Free Printable Halloween Social Stories for Kids

1. Carving a Pumpkin Social Story - A detailed account of how to carve jack-o-lanterns for Halloween.

2. Trick-or-Treating Social Story - I collaborated with my friend Renae to make this insanely thorough social story for Halloween. We tried to cover as many safety and sensory issues that may arise while trick-or-treating.

3. What to Expect on Halloween: Handing Out Candy Social Story from Positively Autism - This 11 page social story focuses on the topic of handing out candy on Halloween.

4. Halloween Trick or Treating at School Social Story from Autism Tank - If your kids will be trick or treating at school, then this one page social story will be perfect for them to learn the rules and expectations.

5. Trick or Treating Social Story from Communication Station - This social story is quite detailed and busy, but still has lots of great information about going trick or treating.

6. Trick or Treating Social Story from Chit Chat and Small Talk - A simple two page social story with visuals for each step. A bit basic, but still helpful.

7. Halloween Social Stories from The Success Box - This pack includes a six page social story about trick or treating, a one page social story about carving a pumpkin, and a few other visuals to help with Halloween.

8. Halloween Social Story from Mosswood Connections - This one page fill in the blank style social story looks great. It also includes a template for making a Halloween schedule for your kids, which could be quite handy as well!

9. Halloween Social Story: Going Trick or Treating from Twinkl - This social story is available to be edited so you can customize it. You do have to be a member of Twinkl in order to download it though.

10. All About Halloween Social Story from Twinkl - This social story looks quite detailed and has a lot of text.
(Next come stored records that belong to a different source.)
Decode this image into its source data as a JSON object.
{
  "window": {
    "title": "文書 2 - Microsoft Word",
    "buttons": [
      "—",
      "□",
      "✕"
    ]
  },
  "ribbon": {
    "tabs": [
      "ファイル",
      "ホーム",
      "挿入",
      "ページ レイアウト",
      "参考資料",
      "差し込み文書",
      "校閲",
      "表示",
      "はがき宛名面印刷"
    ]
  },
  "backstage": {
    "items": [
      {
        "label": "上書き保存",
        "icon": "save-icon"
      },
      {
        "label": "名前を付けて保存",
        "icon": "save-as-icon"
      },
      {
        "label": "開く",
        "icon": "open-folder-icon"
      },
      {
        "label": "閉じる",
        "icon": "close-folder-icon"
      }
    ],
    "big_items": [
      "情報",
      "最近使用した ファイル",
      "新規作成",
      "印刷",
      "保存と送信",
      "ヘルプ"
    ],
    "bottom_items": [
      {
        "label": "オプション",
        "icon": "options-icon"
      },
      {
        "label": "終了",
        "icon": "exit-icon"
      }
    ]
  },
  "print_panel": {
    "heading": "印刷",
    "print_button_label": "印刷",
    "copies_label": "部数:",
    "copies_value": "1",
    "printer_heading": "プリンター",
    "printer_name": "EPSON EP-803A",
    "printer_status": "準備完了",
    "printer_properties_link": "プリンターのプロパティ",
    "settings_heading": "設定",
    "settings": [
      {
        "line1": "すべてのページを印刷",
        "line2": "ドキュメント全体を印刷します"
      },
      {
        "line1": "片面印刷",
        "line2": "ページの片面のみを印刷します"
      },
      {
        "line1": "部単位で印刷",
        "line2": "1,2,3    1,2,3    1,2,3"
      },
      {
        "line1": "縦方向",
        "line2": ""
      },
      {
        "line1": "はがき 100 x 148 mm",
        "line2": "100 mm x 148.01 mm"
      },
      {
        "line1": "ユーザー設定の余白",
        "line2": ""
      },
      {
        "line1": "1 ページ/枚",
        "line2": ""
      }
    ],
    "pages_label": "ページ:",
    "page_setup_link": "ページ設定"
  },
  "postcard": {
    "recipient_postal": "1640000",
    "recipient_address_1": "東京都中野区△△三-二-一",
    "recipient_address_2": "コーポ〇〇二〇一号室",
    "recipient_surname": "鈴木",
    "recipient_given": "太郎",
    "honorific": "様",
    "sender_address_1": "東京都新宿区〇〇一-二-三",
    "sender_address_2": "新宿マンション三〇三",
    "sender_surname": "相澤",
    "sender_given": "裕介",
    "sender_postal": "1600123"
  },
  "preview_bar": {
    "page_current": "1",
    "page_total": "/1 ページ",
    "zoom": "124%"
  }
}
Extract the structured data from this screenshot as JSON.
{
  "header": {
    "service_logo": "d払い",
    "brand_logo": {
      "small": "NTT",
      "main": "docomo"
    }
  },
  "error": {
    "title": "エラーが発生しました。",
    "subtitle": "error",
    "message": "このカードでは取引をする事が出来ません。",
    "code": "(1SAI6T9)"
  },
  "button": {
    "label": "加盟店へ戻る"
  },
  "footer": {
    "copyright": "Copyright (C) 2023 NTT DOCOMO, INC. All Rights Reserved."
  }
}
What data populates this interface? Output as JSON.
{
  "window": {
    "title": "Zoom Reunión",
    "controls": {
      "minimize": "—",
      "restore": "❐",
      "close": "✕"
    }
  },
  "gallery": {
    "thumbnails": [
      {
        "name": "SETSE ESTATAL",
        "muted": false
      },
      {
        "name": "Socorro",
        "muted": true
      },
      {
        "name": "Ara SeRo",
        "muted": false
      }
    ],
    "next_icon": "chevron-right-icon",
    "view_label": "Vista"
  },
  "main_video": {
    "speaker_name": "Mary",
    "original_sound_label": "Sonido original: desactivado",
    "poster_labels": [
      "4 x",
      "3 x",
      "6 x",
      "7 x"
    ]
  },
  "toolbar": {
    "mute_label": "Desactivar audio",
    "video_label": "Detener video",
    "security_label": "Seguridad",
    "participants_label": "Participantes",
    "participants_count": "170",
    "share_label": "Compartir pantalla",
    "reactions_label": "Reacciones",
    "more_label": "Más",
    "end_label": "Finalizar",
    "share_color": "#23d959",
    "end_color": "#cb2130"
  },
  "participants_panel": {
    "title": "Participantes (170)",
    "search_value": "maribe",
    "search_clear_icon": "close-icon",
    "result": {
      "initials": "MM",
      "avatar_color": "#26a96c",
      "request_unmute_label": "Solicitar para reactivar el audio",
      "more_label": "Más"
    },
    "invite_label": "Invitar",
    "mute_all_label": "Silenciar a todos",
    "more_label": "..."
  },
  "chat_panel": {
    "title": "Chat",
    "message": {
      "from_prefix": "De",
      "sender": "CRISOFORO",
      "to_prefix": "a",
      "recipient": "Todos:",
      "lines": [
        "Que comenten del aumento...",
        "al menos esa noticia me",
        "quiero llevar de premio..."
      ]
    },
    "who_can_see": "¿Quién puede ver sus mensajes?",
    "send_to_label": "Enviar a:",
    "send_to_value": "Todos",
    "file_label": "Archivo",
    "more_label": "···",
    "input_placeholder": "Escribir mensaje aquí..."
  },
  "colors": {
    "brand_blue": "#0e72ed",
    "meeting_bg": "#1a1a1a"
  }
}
Again, you have to be a member of Twinkl in order to download it.

11. Halloween Social Stories Pack from Erin from Creating and Teaching - This pack includes two handy social stories and some other goodies. You will need a Teachers Pay Teachers account to download it.

12. On Halloween Night Social Story from TLC Talk Shop - This social story looks really cute! You will need a Teachers Pay Teachers account to download it.

13. Halloween Trick or Treat Social Story from Madame Jennifer - A super simple one page social story that can be cut and assembled into a little book. You will need a Teachers Pay Teachers account to download it.

14. Trick or Treat Social Story from Miss McKnight's World - This 11 page social story looks really great. You will need a Teachers Pay Teachers account to download it.

15. Trick or Treat Social Story from Transparent Me Blogging Resources - A 21 page social story that looks pretty thorough and uses black and white clipart.

Video & Slideshow Halloween Social Stories for Kids

Here's a simple, but cute social story about trick or treating on Halloween:

Here's another simple video social story. The music is a bit overwhelming and weird, so if your child has auditory processing issues, just turn the sound down or off.

Read More